- For the pastry, rub the butter and flour together and add the cheese, mustard and cayenne pepper. Add enough water to bring together to form a dough and then wrap and rest in the fridge for 20 minutes.
- Preheat the oven to 180°C and grease some small tart tins. Roll the pastry out thinly and line the tins. Bake the cases blind with baking beans and parchment for about 15-20 minutes until turning a pale brown. Remove the beans/parchment for the last 5 minutes to cook the base. Leave to cool in their tins while you do the filling.
- Melt the butter in a frying pan and sweat the onions until soft and beginning to turn a golden colour. Do this slowly to get a good flavour (about 20-30 minutes). Set aside.
- Mix the eggs, cream and mustard powder together in a jug adding a pinch of cayenne according to taste.
- Fill the tart cases with the onion and grated gruyere and fill with the egg mixture. Scatter over a pinch of cayenne pepper.
- Bake for about 15-20 minutes until set. Remove from the oven and leave to cool slightly before tucking in.

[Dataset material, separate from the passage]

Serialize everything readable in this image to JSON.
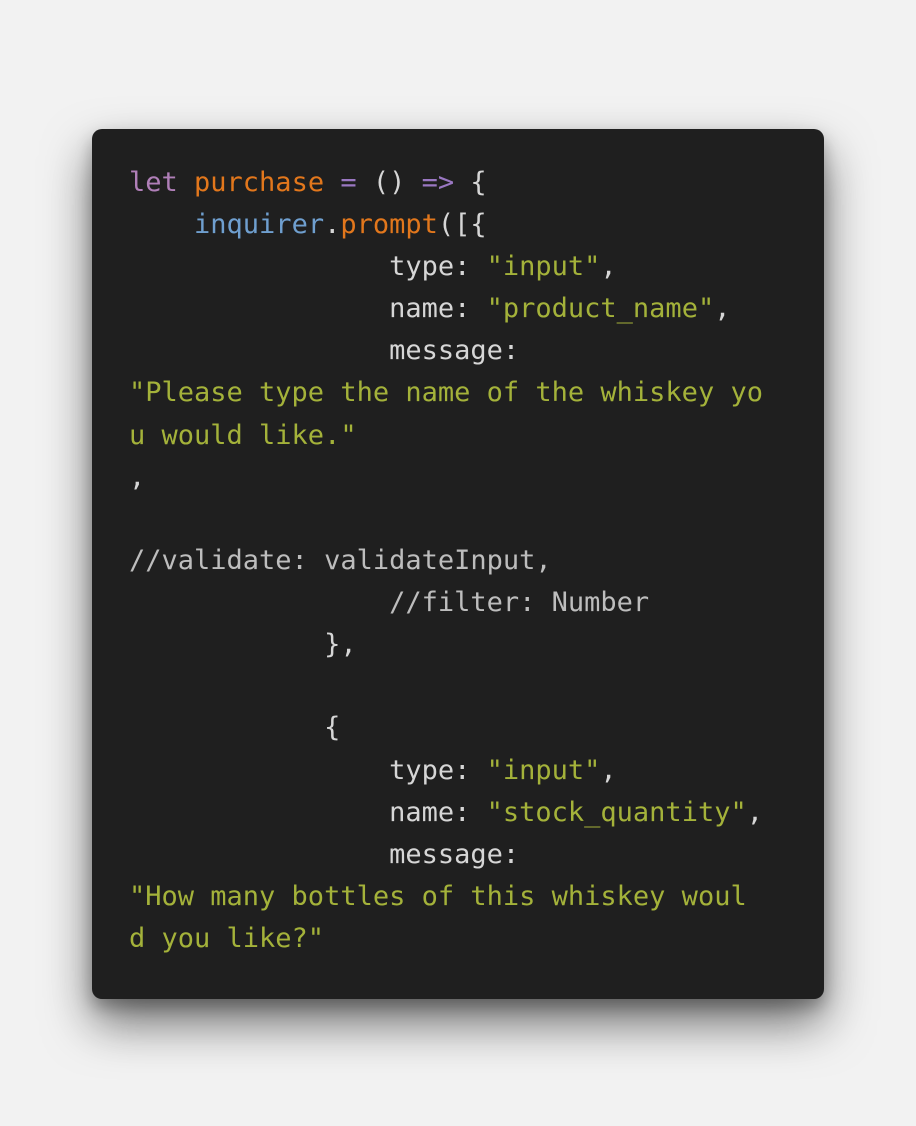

I made a tomato salsa to top mine by finely chopping a mixture of coloured cherry tomatoes, some bruised thyme leaves, salt and pepper and a good glug of extra virgin olive oil. Leave to infuse and serve at room temperature atop your tarts with a green salad.